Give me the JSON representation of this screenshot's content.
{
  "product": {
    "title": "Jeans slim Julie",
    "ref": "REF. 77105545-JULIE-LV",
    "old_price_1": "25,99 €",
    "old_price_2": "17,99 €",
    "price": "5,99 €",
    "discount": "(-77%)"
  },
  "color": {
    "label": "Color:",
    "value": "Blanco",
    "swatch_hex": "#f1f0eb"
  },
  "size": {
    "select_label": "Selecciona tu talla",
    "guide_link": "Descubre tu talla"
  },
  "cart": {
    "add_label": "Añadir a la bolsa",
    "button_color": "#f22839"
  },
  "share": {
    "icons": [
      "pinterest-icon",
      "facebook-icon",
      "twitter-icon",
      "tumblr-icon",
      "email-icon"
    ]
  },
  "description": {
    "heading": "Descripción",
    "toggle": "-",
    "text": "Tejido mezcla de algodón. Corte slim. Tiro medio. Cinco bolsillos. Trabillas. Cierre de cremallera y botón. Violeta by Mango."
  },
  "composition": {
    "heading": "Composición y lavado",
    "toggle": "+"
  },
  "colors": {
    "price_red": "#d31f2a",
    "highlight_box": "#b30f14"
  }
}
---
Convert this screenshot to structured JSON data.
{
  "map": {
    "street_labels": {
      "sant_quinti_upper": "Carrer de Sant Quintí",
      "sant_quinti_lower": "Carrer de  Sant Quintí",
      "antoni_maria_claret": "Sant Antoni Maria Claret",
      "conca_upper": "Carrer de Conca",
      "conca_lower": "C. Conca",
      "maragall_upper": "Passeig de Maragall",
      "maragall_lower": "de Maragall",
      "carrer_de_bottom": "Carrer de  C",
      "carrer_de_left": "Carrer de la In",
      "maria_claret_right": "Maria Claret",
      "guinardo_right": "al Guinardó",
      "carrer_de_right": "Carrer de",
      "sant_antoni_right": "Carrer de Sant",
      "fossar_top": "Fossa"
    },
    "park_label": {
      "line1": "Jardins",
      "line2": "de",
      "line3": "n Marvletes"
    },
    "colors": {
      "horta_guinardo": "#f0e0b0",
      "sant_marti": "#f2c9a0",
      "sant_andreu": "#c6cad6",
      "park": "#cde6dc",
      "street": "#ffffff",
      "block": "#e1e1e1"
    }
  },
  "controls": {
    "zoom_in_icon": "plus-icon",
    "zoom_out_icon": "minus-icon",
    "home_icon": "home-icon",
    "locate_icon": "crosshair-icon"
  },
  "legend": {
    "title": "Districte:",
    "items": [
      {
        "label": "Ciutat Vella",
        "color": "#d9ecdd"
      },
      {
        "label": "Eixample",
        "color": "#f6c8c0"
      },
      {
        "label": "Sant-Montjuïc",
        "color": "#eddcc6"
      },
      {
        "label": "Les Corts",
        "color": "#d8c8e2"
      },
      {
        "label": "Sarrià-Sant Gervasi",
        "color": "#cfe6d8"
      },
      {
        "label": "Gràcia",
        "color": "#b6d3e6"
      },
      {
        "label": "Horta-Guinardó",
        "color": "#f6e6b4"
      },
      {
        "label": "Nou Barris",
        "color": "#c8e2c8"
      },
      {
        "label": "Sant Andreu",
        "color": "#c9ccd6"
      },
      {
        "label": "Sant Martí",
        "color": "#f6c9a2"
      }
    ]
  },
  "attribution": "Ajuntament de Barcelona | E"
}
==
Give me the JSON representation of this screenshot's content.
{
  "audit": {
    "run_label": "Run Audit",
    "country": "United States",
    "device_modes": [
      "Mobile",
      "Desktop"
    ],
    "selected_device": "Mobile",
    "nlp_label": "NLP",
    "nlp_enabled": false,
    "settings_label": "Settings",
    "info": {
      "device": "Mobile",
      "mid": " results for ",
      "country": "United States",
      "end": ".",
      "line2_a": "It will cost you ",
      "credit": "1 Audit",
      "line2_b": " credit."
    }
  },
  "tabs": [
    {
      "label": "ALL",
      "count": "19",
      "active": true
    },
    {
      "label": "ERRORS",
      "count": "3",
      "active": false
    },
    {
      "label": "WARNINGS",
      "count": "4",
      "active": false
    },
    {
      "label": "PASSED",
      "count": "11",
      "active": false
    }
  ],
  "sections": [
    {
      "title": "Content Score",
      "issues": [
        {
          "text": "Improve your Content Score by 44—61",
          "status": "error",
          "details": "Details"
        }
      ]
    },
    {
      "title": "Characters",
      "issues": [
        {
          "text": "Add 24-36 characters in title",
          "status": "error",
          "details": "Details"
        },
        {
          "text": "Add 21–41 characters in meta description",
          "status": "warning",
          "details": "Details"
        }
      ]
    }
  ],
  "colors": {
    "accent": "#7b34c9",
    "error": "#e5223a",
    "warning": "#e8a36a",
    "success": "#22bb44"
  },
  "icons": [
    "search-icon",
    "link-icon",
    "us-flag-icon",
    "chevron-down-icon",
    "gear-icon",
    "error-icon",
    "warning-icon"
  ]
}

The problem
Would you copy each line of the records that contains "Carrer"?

Result of the exercise
      "sant_quinti_upper": "Carrer de Sant Quintí",
      "sant_quinti_lower": "Carrer de  Sant Quintí",
      "conca_upper": "Carrer de Conca",
      "carrer_de_bottom": "Carrer de  C",
      "carrer_de_left": "Carrer de la In",
      "carrer_de_right": "Carrer de",
      "sant_antoni_right": "Carrer de Sant",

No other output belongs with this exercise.